Mr. Good

Disclaimer: I'm writing stories that may not be entirely The Truth. Because, when you write about a teacher who is somewhat of a legend at your school, then it's not always clear what is myth and what isn't.

***

In high school, I had a teacher named Mr. Good. In the years before my time there, some students had gotten their hands on a picture of young Mr. Good. Naturally, they made it into a poster that filled an entire bulletin board. The caption read: He's Mr. Good and there is no Mr. Better.

I read that poster practically every day for a whole school year. I tended to agree with the sentiment. After all, when a coach came to Mr. Good to borrow a desk, Mr. Good demanded to barter. As a result, he acquired a baseball cap in exchange for the desk. Then he proceeded to wear the hat (embroidered with our high school logo) to class for the next few weeks.

Another time, Mr. Good was assigning seats and ran out of desks. (It was probably about then that Mr. Good became self conscious about the baseball cap). So what did he do? He assigned the spare kid to the couch in the back corner of the room. During the next few days, Mr. Good put on a pretense of being sorry about the dearth of seats, but since every other kid in class coveted the couch seat, and the kid himself finally said, "Really, I like it here.

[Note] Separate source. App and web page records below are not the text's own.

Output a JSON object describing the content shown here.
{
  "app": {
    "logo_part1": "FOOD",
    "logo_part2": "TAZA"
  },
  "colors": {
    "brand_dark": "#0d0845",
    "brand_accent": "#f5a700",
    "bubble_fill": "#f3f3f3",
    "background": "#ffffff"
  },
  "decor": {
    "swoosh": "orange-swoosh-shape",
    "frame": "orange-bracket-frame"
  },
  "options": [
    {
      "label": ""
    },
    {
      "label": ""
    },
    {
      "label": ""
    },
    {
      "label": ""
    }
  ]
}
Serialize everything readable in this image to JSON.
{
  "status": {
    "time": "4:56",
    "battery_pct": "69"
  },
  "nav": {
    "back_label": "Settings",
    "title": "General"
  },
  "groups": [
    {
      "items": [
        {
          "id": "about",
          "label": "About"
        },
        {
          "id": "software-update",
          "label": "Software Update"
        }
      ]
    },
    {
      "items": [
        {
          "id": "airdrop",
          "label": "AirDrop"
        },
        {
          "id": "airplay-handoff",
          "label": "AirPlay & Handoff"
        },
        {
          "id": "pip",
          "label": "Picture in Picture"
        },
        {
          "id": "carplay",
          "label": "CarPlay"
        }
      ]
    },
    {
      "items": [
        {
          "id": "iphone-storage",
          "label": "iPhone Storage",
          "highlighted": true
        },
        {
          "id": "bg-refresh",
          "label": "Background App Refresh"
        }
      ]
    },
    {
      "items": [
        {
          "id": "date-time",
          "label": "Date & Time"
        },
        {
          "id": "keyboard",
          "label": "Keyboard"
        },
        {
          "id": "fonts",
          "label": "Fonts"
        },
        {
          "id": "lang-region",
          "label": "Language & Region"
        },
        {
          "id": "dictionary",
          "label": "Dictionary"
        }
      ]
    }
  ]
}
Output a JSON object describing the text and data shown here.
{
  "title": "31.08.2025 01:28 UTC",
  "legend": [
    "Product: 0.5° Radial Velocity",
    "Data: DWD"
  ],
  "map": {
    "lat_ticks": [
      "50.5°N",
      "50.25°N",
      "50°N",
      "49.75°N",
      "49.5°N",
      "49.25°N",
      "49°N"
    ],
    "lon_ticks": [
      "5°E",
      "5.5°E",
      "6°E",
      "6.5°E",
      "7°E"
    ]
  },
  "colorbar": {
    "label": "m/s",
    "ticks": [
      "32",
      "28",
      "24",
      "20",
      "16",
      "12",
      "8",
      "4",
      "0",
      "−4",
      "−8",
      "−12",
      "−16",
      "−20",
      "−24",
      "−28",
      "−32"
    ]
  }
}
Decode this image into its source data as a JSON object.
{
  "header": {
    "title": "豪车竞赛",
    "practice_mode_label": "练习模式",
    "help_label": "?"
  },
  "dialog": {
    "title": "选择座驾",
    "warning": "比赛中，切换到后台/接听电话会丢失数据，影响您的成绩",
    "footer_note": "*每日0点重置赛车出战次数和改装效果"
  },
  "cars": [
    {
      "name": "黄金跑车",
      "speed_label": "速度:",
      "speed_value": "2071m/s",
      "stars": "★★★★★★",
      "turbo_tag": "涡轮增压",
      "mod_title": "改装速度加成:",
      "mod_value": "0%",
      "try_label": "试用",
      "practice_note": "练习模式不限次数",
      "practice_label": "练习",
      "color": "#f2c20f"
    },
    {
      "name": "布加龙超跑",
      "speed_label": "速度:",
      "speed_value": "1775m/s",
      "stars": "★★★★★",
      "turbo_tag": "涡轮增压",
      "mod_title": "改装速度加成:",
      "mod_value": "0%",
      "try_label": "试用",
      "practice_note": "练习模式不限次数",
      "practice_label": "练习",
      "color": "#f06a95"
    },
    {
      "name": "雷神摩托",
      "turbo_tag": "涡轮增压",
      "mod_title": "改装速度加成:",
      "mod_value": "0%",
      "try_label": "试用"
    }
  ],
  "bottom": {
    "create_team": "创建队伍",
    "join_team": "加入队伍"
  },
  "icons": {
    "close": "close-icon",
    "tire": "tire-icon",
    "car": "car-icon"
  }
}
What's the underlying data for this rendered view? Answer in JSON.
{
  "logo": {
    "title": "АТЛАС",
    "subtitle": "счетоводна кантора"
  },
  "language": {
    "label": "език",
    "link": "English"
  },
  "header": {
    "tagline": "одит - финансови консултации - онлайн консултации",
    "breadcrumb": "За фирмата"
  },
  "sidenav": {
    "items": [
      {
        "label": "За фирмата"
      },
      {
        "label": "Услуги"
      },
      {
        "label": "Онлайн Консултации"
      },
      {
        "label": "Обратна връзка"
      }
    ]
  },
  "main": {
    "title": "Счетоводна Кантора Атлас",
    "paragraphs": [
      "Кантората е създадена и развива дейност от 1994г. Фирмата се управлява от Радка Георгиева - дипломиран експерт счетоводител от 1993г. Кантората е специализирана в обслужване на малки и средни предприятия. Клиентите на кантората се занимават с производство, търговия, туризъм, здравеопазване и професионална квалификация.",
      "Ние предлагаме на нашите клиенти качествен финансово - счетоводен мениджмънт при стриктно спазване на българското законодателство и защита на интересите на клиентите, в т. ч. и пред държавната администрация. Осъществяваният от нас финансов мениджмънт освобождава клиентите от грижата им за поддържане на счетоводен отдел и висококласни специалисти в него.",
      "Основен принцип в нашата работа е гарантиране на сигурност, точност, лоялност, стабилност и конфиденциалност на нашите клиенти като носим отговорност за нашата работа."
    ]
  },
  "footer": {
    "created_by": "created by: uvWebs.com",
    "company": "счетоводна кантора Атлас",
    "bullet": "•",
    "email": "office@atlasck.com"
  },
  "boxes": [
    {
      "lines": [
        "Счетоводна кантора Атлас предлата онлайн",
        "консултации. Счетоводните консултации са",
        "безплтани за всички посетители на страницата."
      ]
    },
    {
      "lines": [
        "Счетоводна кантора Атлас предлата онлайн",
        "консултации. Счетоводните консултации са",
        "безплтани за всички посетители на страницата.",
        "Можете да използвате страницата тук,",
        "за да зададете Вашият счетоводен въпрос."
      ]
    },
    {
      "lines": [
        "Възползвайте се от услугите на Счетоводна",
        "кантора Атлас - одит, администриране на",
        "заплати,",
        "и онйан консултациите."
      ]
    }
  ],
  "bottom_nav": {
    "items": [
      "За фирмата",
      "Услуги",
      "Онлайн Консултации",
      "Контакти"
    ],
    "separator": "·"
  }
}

I don't need a desk," the couch became a permanent assignment.

And there were other perks to being in Mr. Good's class: bad kids got sent to "the Veranda" (the walkway just outside the classroom door), at Christmastime, we sang songs and put on skits about government, and on bring-your-child-to-work day, his 7-yr-old daughter taught us about the planets (during an entire hour of "AP Government").

So, it really shouldn’t be a surprise that we all agreed: he WAS Mr. Good, and there WAS no Mr. Better.


Fast forward some years. I'm at work, and I hear about someone's client. The last name? Betters. --Lu

***Note: As I'm sure you noticed, there were some "high class" words in there like "dearth" that I wouldn't normally use--that's all thanks to my friend Marge's amazing editing skills. Thanks also to everyone who contributed (knowingly or unknowingly) to the stories about Mr. Good.

****P.S.: That book Moo "recommended"--Love in the Driest Season--is great. Post coming soon. BUT! don't read it if you don't like descriptions of the aftermath of war, BECAUSE, the author was a news correspondent and describes some of the horrific scenes he encountered while reporting. Nothing is described in great detail, but if you are squeemish, be warned.

1 comment:

the penrods said...

Mr. Good was awesome. I wonder if he'd let me take his class again. I'm pretty sure you should write him a letter and inform him of this unfortunate find.